Scan the data beneath this task and copy each line that includes "message".

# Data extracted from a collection
======

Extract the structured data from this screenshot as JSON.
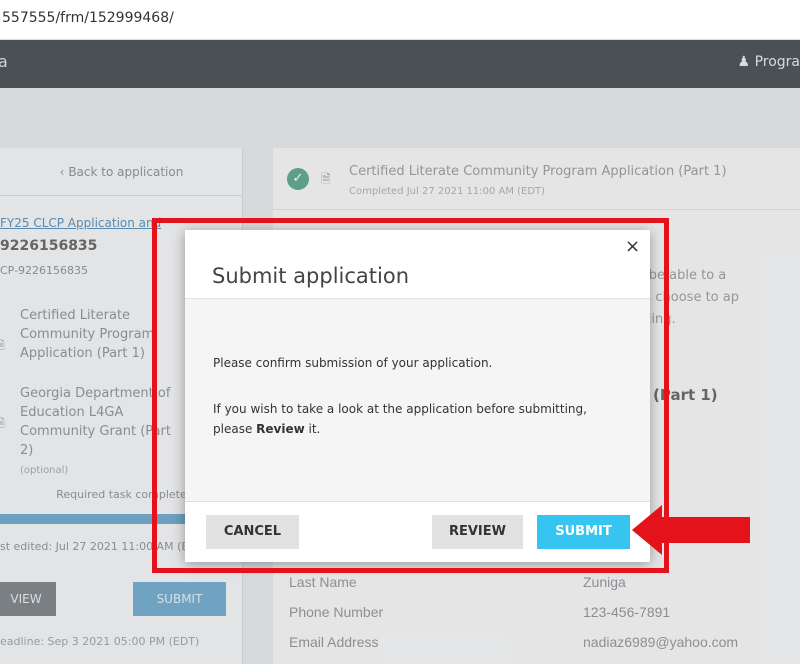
{
  "browser": {
    "url": "557555/frm/152999468/"
  },
  "header": {
    "brand": "a",
    "program_label": "Progra",
    "program_icon": "person-icon"
  },
  "left_panel": {
    "back_label": "Back to application",
    "app_link": "FY25 CLCP Application and",
    "app_number": "9226156835",
    "app_code": "CP-9226156835",
    "tasks": [
      {
        "label": "Certified Literate Community Program Application (Part 1)"
      },
      {
        "label": "Georgia Department of Education L4GA Community Grant (Part 2)",
        "note": "(optional)"
      }
    ],
    "required_label": "Required task complete",
    "progress": 1.0,
    "last_edited": "st edited: Jul 27 2021 11:00 AM (E",
    "view_label": "VIEW",
    "submit_label": "SUBMIT",
    "deadline": "eadline: Sep 3 2021 05:00 PM (EDT)"
  },
  "right_panel": {
    "task_title": "Certified Literate Community Program Application (Part 1)",
    "task_status": "Completed Jul 27 2021 11:00 AM (EDT)",
    "fragments": [
      "e you will be able to a",
      "rt 2) if you choose to ap",
      "grant funding."
    ],
    "section_title": "(Part 1)",
    "fields": [
      {
        "label": "Last Name",
        "value": "Zuniga"
      },
      {
        "label": "Phone Number",
        "value": "123-456-7891"
      },
      {
        "label": "Email Address",
        "value": "nadiaz6989@yahoo.com"
      }
    ]
  },
  "modal": {
    "title": "Submit application",
    "close_glyph": "×",
    "message": "Please confirm submission of your application.",
    "review_prefix": "If you wish to take a look at the application before submitting, please ",
    "review_bold": "Review",
    "review_suffix": " it.",
    "cancel_label": "CANCEL",
    "review_label": "REVIEW",
    "submit_label": "SUBMIT"
  },
  "colors": {
    "annotation": "#e3121b",
    "submit": "#35c5f0",
    "header": "#4b5055"
  }
}
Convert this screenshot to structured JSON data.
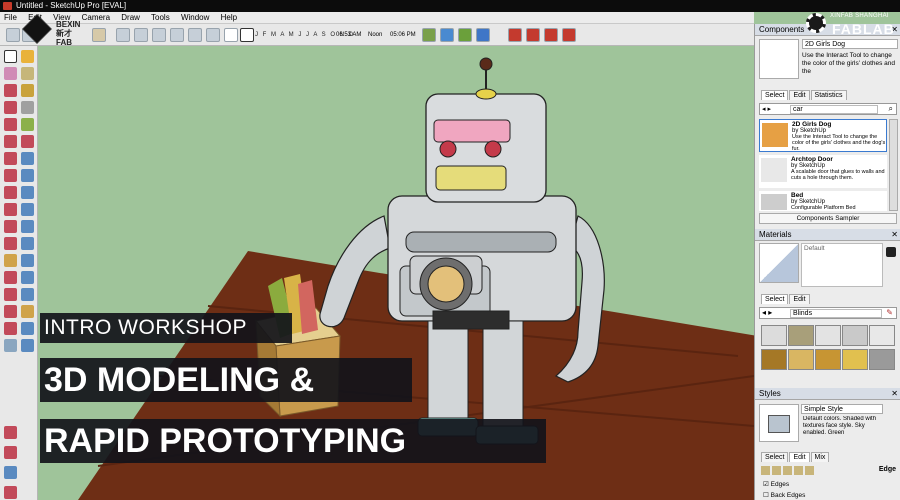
{
  "window": {
    "title": "Untitled - SketchUp Pro [EVAL]"
  },
  "menu": [
    "File",
    "Edit",
    "View",
    "Camera",
    "Draw",
    "Tools",
    "Window",
    "Help"
  ],
  "logos": {
    "left_text_line1": "BEXIN",
    "left_text_line2": "新才FAB",
    "right_small": "XINFAB SHANGHAI",
    "right_big": "FABLAB"
  },
  "toolbar": {
    "months": "J F M A M J J A S O N D",
    "time_a": "06:53 AM",
    "noon": "Noon",
    "time_b": "05:06 PM"
  },
  "components": {
    "header": "Components",
    "preview_title": "2D Girls Dog",
    "preview_desc": "Use the Interact Tool to change the color of the girls' clothes and the",
    "tab_select": "Select",
    "tab_edit": "Edit",
    "tab_statistics": "Statistics",
    "search_value": "car",
    "items": [
      {
        "name": "2D Girls Dog",
        "by": "by SketchUp",
        "desc": "Use the Interact Tool to change the color of the girls' clothes and the dog's fur."
      },
      {
        "name": "Archtop Door",
        "by": "by SketchUp",
        "desc": "A scalable door that glues to walls and cuts a hole through them."
      },
      {
        "name": "Bed",
        "by": "by SketchUp",
        "desc": "Configurable Platform Bed"
      }
    ],
    "footer": "Components Sampler"
  },
  "materials": {
    "header": "Materials",
    "current": "Default",
    "tab_select": "Select",
    "tab_edit": "Edit",
    "library": "Blinds"
  },
  "styles": {
    "header": "Styles",
    "name": "Simple Style",
    "desc": "Default colors. Shaded with textures face style. Sky enabled. Green",
    "tab_select": "Select",
    "tab_edit": "Edit",
    "tab_mix": "Mix",
    "section": "Edge",
    "options": [
      "Edges",
      "Back Edges"
    ]
  },
  "caption": {
    "line1": "INTRO WORKSHOP",
    "line2": "3D MODELING &",
    "line3": "RAPID PROTOTYPING"
  },
  "colors": {
    "sky_green": "#9fc49a",
    "table_wood": "#6e2e15",
    "robot_grey": "#d5d8da",
    "caption_bg": "#12141a",
    "panel_header": "#d7dde6"
  }
}
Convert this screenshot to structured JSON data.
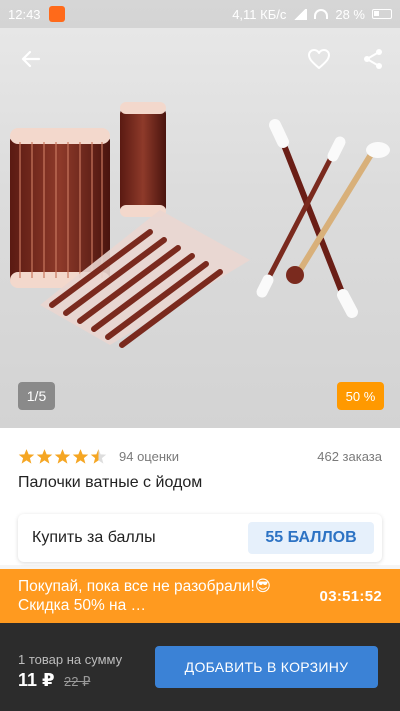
{
  "status_bar": {
    "time": "12:43",
    "network_speed": "4,11 КБ/с",
    "battery": "28 %"
  },
  "gallery": {
    "page_counter": "1/5",
    "discount_badge": "50 %"
  },
  "product": {
    "rating": 4.5,
    "rating_count": "94 оценки",
    "orders": "462 заказа",
    "title": "Палочки ватные с йодом"
  },
  "points": {
    "label": "Купить за баллы",
    "button_label": "55 БАЛЛОВ"
  },
  "promo": {
    "text": "Покупай, пока все не разобрали!😎 Скидка 50% на …",
    "timer": "03:51:52"
  },
  "bottom_bar": {
    "sum_label": "1 товар на сумму",
    "price": "11 ₽",
    "old_price": "22 ₽",
    "cart_button": "ДОБАВИТЬ В КОРЗИНУ"
  },
  "colors": {
    "accent_orange": "#ff9a1f",
    "star": "#f5a623",
    "primary_blue": "#3b82d6",
    "points_text": "#2d73c4"
  },
  "icons": [
    "back-arrow-icon",
    "heart-icon",
    "share-icon",
    "star-icon"
  ]
}
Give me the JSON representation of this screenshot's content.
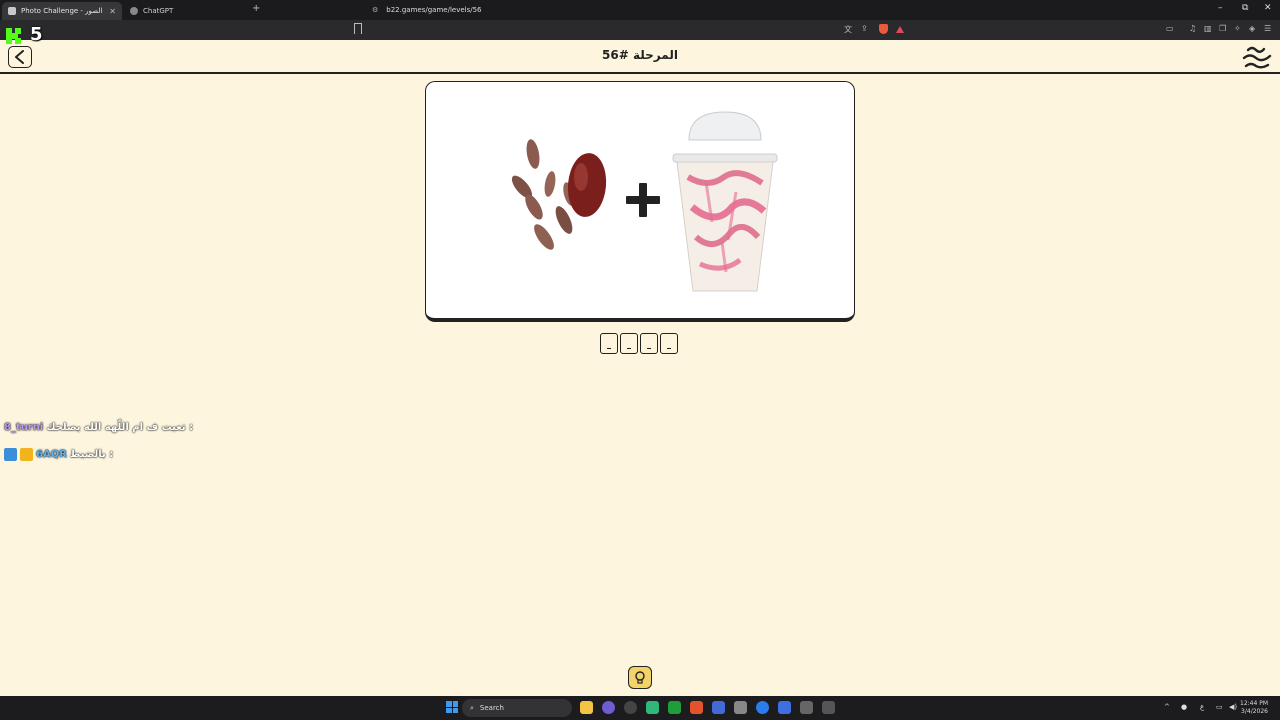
{
  "browser": {
    "tabs": [
      {
        "title": "Photo Challenge - تحدي الصور",
        "active": true
      },
      {
        "title": "ChatGPT",
        "active": false
      }
    ],
    "url": "b22.games/game/levels/56"
  },
  "stream": {
    "overlay_number": "5"
  },
  "header": {
    "level_title": "المرحلة #56"
  },
  "puzzle": {
    "operator": "+",
    "left_image": "dates-and-cocoa-beans",
    "right_image": "strawberry-milkshake-cup",
    "answer_length": 4
  },
  "chat": [
    {
      "user": "8_turni",
      "message": ": تعبت ف ام اللّهه الله يصلحك"
    },
    {
      "user": "6AQR",
      "message": ": بالضبط"
    }
  ],
  "taskbar": {
    "search_label": "Search",
    "time": "12:44 PM",
    "date": "3/4/2026",
    "lang": "ع"
  },
  "colors": {
    "page_bg": "#fdf5dd",
    "hint_bg": "#f1d36a",
    "accent": "#222222"
  }
}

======

# Response area
    "message": "Please confirm submission of your application.",
      "message": ": تعبت ف ام اللّهه الله يصلحك"
      "message": ": بالضبط"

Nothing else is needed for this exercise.